According to data from the International Air Transport Association, as of August 2023, Nigeria accounted for a substantial $783m of airlines’ blocked funds.

Despite recent efforts to alleviate the situation, the airlines said a significant portion of those funds remained inaccessible to them.

Chima Kingsley, the Chairman of International Airline Operators, emphasised that international banks had received some funds from the Central Bank of Nigeria that only accounted for a fraction, less than 10 per cent of the trapped funds.

“The bulk of the blocked funds are with Nigerian commercial banks. The bulk of the money has not been paid,” he said.

He noted that the he airlines are asked by the Central Bank to go their banks as the CBN will not deal directly with any airline.

Read also: Dubai flights could resume December as airlines’ trapped funds more than halves

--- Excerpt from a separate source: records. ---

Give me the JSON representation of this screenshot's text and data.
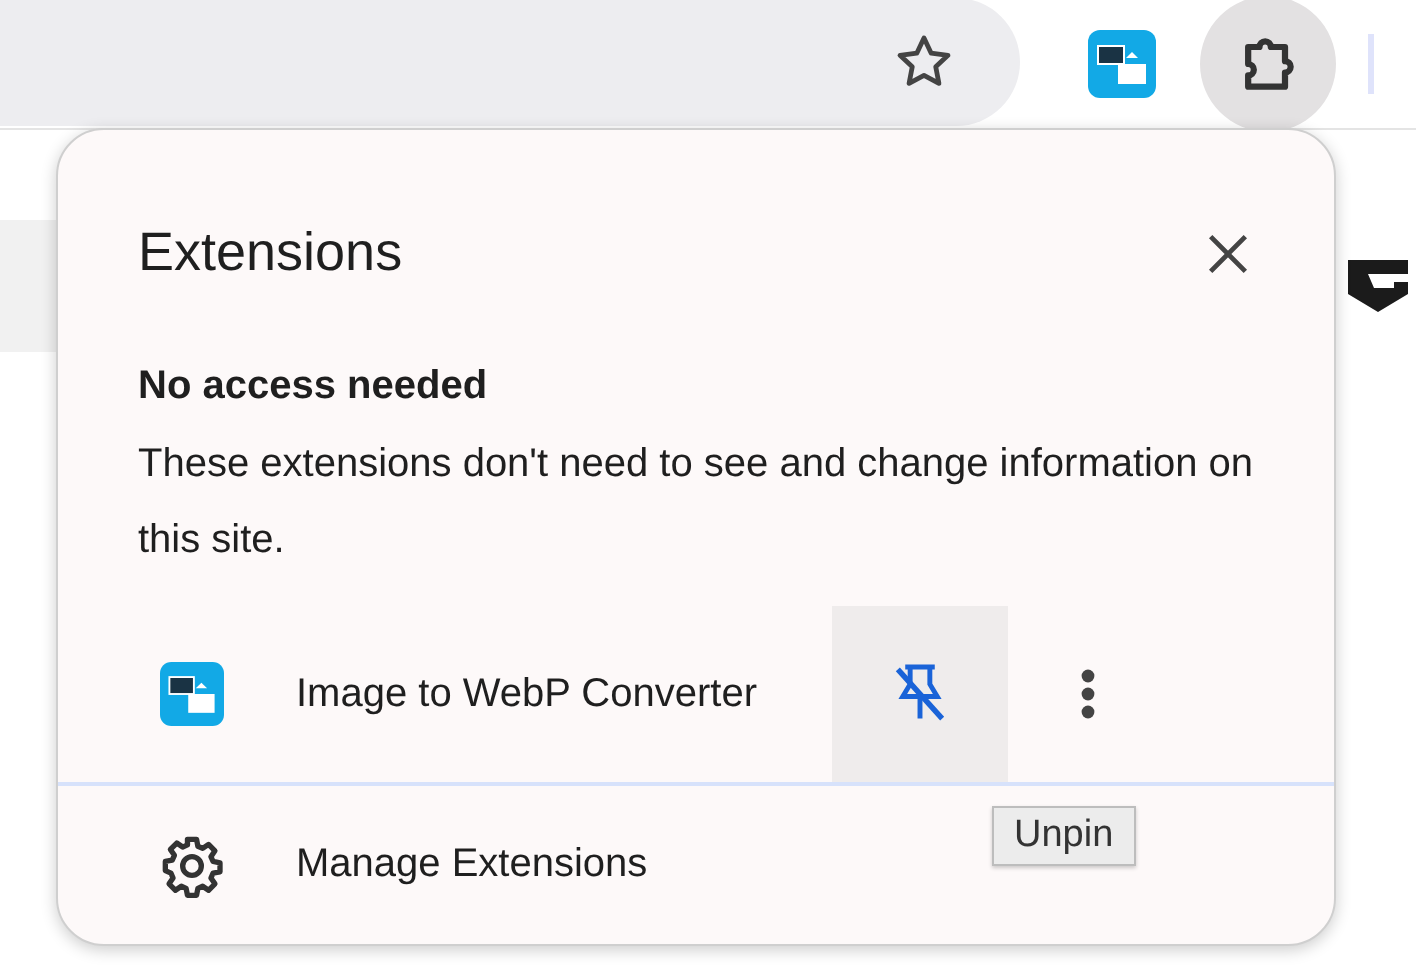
{
  "toolbar": {
    "bookmarked": false,
    "extensions_open": true
  },
  "popup": {
    "title": "Extensions",
    "section": {
      "heading": "No access needed",
      "description": "These extensions don't need to see and change information on this site."
    },
    "extensions": [
      {
        "name": "Image to WebP Converter",
        "pinned": true
      }
    ],
    "tooltip": "Unpin",
    "manage_label": "Manage Extensions"
  }
}
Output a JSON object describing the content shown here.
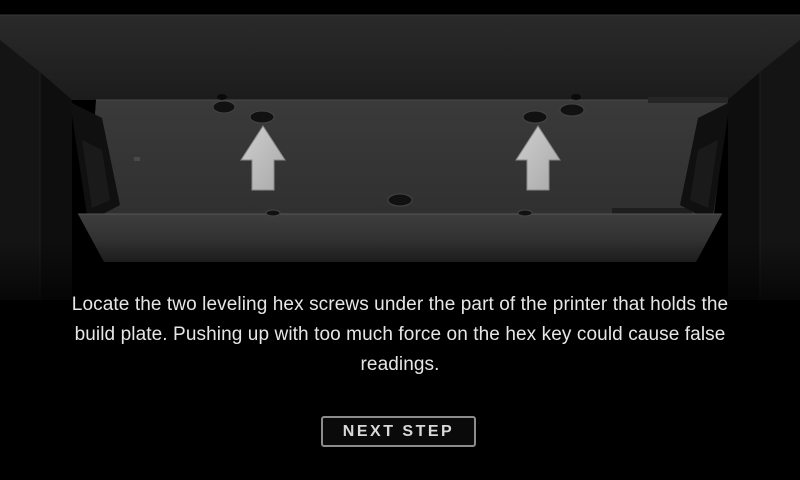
{
  "instruction": {
    "text": "Locate the two leveling hex screws under the part of the printer that holds the build plate. Pushing up with too much force on the hex key could cause false readings."
  },
  "buttons": {
    "next_label": "NEXT STEP"
  },
  "illustration": {
    "subject": "printer-build-plate-underside",
    "indicators": [
      "up-arrow-icon",
      "up-arrow-icon"
    ]
  },
  "colors": {
    "background": "#000000",
    "text": "#e6e6e6",
    "button_border": "#8c8c8c",
    "arrow": "#bfbfbf"
  }
}
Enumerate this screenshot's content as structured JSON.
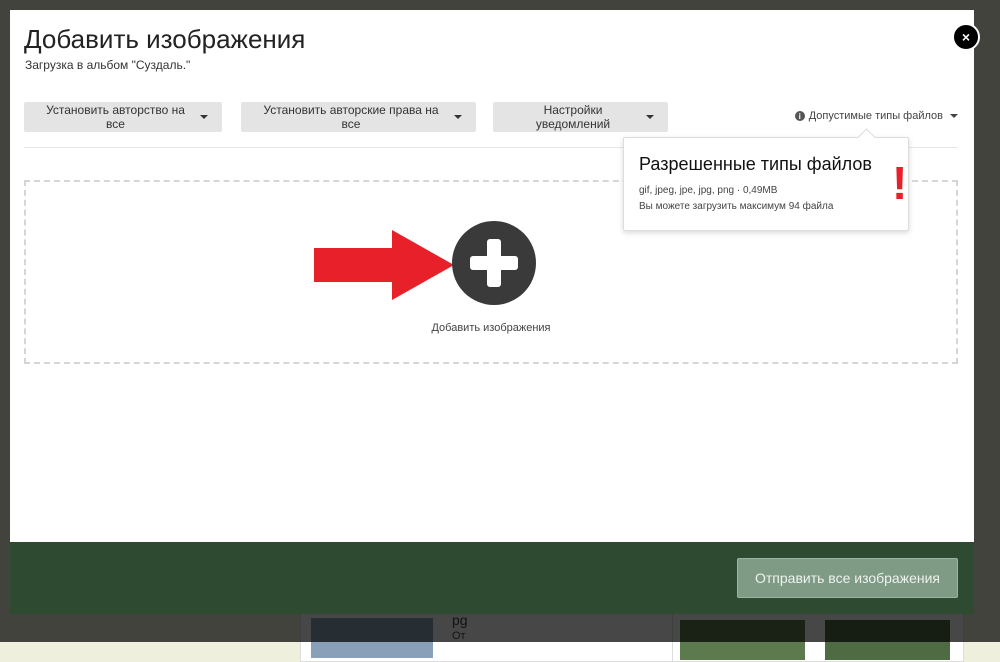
{
  "modal": {
    "title": "Добавить изображения",
    "subtitle": "Загрузка в альбом \"Суздаль.\"",
    "close_label": "×"
  },
  "toolbar": {
    "authorship_label": "Установить авторство на все",
    "copyright_label": "Установить авторские права на все",
    "notifications_label": "Настройки уведомлений",
    "filetypes_label": "Допустимые типы файлов"
  },
  "dropzone": {
    "label": "Добавить изображения"
  },
  "popover": {
    "title": "Разрешенные типы файлов",
    "types": "gif, jpeg, jpe, jpg, png · 0,49MB",
    "limit": "Вы можете загрузить максимум 94 файла",
    "exclamation": "!"
  },
  "footer": {
    "submit_label": "Отправить все изображения"
  },
  "background": {
    "partial_text_1": "pg",
    "partial_text_2": "От"
  },
  "colors": {
    "footer_bg": "#2e4a30",
    "submit_bg": "#7f9b85",
    "annotation_red": "#e8202a"
  }
}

Since last year, foreign airlines operating in Nigeria blocked low ticket inventories (cheap tickets), leaving high inventories (costly tickets) to be sold in naira only, while the low ticket inventories on most airlines’ websites could only be bought with dollar cards only.

This was in a bid to cushion the effect of their trapped funds in Nigeria which kept rising.

The International Air Transport Association (IATA) has said the foreign airlines trapped funds in Nigeria is $783 million.

Read also: Airlines’ $812m trapped funds increase pressure on FX, external reserves

While airlines gradually opened up low ticket inventories which they had blocked, as the Central Bank of Nigeria released their trapped funds in trickles, BusinessDay’s investigations show that high ticket inventories were still more on the websites, making ticket prices high.

Susan Akporiaye, the President of the National Association of Travel Agents of Nigeria, (NANTA) told BusinessDay that the reduction in summer travels has been there since the restriction of inventories on the airlines’ website.

Akporiaye however noted that the new dollar rate policy has worsened the situation because ticket prices are very high that even corporate travels are now affected.